Udall Center staff Bob Varady, Andrea Gerlak, Molli Bryson and Chris Scott focus on research, publishing, public speaking, and policy engagement on environmental and hydrodiplomacy themes. This includes such signature events as the Stewart Udall Centennial on November 19th. On October 16th, Chris was quoted in a New York Times front-page story on the U.S.-Mexico water treaty. On October 28th, Chris was a panelist in the inaugural webinar of Harvard University's Food Security in the Americas series, presenting "Food, energy and water security in the borderlands: Chihuahua as the linchpin of Mexico-U.S. hydrodiplomacy.” Additionally, Bob and Andrea, together with associates Margaret Wilder and Nicolas Pineda, are putting the final touches on a special issue of Environmental Science and Policy, which brings together 14 essays featuring hydrodiplomacy across the globe. Finally, led by Andrea and Bob, the Udall Center serves as an active member of and participant in the Universities Partnership for Water Cooperation and Diplomacy.
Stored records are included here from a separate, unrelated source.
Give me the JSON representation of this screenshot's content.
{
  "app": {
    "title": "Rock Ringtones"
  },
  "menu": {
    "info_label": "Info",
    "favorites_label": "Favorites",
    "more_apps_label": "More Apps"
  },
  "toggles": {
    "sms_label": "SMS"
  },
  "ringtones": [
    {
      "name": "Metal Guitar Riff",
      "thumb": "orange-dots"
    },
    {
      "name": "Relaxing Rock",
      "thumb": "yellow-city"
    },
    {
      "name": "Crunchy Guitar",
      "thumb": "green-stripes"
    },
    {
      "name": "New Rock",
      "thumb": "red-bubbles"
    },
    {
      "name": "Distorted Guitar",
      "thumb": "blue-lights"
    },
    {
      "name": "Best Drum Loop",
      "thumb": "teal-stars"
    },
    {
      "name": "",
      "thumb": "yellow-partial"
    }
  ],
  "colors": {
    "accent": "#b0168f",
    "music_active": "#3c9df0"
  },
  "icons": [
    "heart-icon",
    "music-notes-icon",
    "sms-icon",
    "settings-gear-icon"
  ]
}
Dr. Andrea Gerlak sheds light on the effects of COVID-19 on water insecurity, especially in rural communities. Read the full article here: https://thehill.com/opinion/energy-environment/511299-heat-waves-to-heighten-energy-and-water-insecurity-during-covid-19
New podcast from Journal of the Southwest Radio Hour featuring the green infrastructure expertise from Dr. Adriana Zuniga-Teran: Better Monsooner than Later, with Patricia Schwartz.
Depending on where you’re standing, summer rains in the desert can mean rejuvenation or destruction (or both). Rapid urbanization has put borderlands cities out of touch with the storm waters that sustain them, an oversight for which they pay dearly in flood damages and eroded soils. What predictions can we make about the future of the monsoon in the Sonoran Desert? What are we doing to make use of the rain and prevent it from sweeping us away? How can storm water management be used to promote environmental justice and urban equity?
Written, produced, and narrated by Patricia Schwartz, a graduate student in the School of Geography, Development and Environment, University of Arizona, this ~40 minute podcast features interviews with Dr. Gregg Garfin, University Director of the Southwest Climate Adaptation Science Center and Associate Professor/Extension Specialist at the School of Natural Resources and the Environment at the University of Arizona; and Dr. Adriana Zuniga-Teran, Assistant Research Scientist and Professor at the School of Landscape Architecture and Planning and the Udall Center for Studies in Public Policy at the University of Arizona.
Here is the link to the full podcast episode: https://jsw.arizona.edu/multimedia/podcasts/